RECORDS PROVIDED:
- Opening Delimiter -

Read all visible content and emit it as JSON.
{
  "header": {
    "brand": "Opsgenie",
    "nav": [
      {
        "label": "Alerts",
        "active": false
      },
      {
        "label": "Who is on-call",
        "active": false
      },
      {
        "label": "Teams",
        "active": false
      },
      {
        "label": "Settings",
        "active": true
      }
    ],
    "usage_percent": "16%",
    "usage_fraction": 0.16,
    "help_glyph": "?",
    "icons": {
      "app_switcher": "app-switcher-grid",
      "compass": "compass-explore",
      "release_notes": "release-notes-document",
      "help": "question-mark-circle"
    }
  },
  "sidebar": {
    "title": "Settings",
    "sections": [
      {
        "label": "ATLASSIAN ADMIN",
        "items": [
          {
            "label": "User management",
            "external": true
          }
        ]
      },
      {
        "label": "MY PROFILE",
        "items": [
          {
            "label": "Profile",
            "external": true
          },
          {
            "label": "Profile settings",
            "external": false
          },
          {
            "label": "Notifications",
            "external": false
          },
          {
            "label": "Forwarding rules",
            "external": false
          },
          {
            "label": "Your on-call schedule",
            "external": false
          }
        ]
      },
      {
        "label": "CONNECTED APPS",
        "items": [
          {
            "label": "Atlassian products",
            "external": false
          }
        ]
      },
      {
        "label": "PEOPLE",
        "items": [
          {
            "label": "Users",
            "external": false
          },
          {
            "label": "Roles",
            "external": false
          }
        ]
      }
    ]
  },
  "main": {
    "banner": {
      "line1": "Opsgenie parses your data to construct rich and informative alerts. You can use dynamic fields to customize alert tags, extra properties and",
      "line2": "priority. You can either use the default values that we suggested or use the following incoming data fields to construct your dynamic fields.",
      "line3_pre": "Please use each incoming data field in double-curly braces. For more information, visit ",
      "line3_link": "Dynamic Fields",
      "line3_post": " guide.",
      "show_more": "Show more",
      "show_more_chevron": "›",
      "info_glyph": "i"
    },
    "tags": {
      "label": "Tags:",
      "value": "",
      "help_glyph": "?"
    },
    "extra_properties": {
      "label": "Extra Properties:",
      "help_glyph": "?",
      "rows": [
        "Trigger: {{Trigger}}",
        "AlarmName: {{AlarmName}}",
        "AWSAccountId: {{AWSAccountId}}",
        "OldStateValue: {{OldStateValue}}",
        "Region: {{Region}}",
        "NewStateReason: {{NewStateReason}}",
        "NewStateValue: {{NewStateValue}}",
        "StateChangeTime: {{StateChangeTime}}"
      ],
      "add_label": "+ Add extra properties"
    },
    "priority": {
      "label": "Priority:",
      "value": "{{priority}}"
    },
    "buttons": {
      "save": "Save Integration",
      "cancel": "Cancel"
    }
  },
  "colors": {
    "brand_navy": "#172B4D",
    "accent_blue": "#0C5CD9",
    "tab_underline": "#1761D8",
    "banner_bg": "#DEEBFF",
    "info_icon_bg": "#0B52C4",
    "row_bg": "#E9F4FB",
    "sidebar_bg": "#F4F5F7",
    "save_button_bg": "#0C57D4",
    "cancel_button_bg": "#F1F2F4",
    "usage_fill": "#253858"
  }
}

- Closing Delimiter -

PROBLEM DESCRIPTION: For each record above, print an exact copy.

RESULT OF THIS EXERCISE:
Read all visible content and emit it as JSON.
{
  "header": {
    "brand": "Opsgenie",
    "nav": [
      {
        "label": "Alerts",
        "active": false
      },
      {
        "label": "Who is on-call",
        "active": false
      },
      {
        "label": "Teams",
        "active": false
      },
      {
        "label": "Settings",
        "active": true
      }
    ],
    "usage_percent": "16%",
    "usage_fraction": 0.16,
    "help_glyph": "?",
    "icons": {
      "app_switcher": "app-switcher-grid",
      "compass": "compass-explore",
      "release_notes": "release-notes-document",
      "help": "question-mark-circle"
    }
  },
  "sidebar": {
    "title": "Settings",
    "sections": [
      {
        "label": "ATLASSIAN ADMIN",
        "items": [
          {
            "label": "User management",
            "external": true
          }
        ]
      },
      {
        "label": "MY PROFILE",
        "items": [
          {
            "label": "Profile",
            "external": true
          },
          {
            "label": "Profile settings",
            "external": false
          },
          {
            "label": "Notifications",
            "external": false
          },
          {
            "label": "Forwarding rules",
            "external": false
          },
          {
            "label": "Your on-call schedule",
            "external": false
          }
        ]
      },
      {
        "label": "CONNECTED APPS",
        "items": [
          {
            "label": "Atlassian products",
            "external": false
          }
        ]
      },
      {
        "label": "PEOPLE",
        "items": [
          {
            "label": "Users",
            "external": false
          },
          {
            "label": "Roles",
            "external": false
          }
        ]
      }
    ]
  },
  "main": {
    "banner": {
      "line1": "Opsgenie parses your data to construct rich and informative alerts. You can use dynamic fields to customize alert tags, extra properties and",
      "line2": "priority. You can either use the default values that we suggested or use the following incoming data fields to construct your dynamic fields.",
      "line3_pre": "Please use each incoming data field in double-curly braces. For more information, visit ",
      "line3_link": "Dynamic Fields",
      "line3_post": " guide.",
      "show_more": "Show more",
      "show_more_chevron": "›",
      "info_glyph": "i"
    },
    "tags": {
      "label": "Tags:",
      "value": "",
      "help_glyph": "?"
    },
    "extra_properties": {
      "label": "Extra Properties:",
      "help_glyph": "?",
      "rows": [
        "Trigger: {{Trigger}}",
        "AlarmName: {{AlarmName}}",
        "AWSAccountId: {{AWSAccountId}}",
        "OldStateValue: {{OldStateValue}}",
        "Region: {{Region}}",
        "NewStateReason: {{NewStateReason}}",
        "NewStateValue: {{NewStateValue}}",
        "StateChangeTime: {{StateChangeTime}}"
      ],
      "add_label": "+ Add extra properties"
    },
    "priority": {
      "label": "Priority:",
      "value": "{{priority}}"
    },
    "buttons": {
      "save": "Save Integration",
      "cancel": "Cancel"
    }
  },
  "colors": {
    "brand_navy": "#172B4D",
    "accent_blue": "#0C5CD9",
    "tab_underline": "#1761D8",
    "banner_bg": "#DEEBFF",
    "info_icon_bg": "#0B52C4",
    "row_bg": "#E9F4FB",
    "sidebar_bg": "#F4F5F7",
    "save_button_bg": "#0C57D4",
    "cancel_button_bg": "#F1F2F4",
    "usage_fill": "#253858"
  }
}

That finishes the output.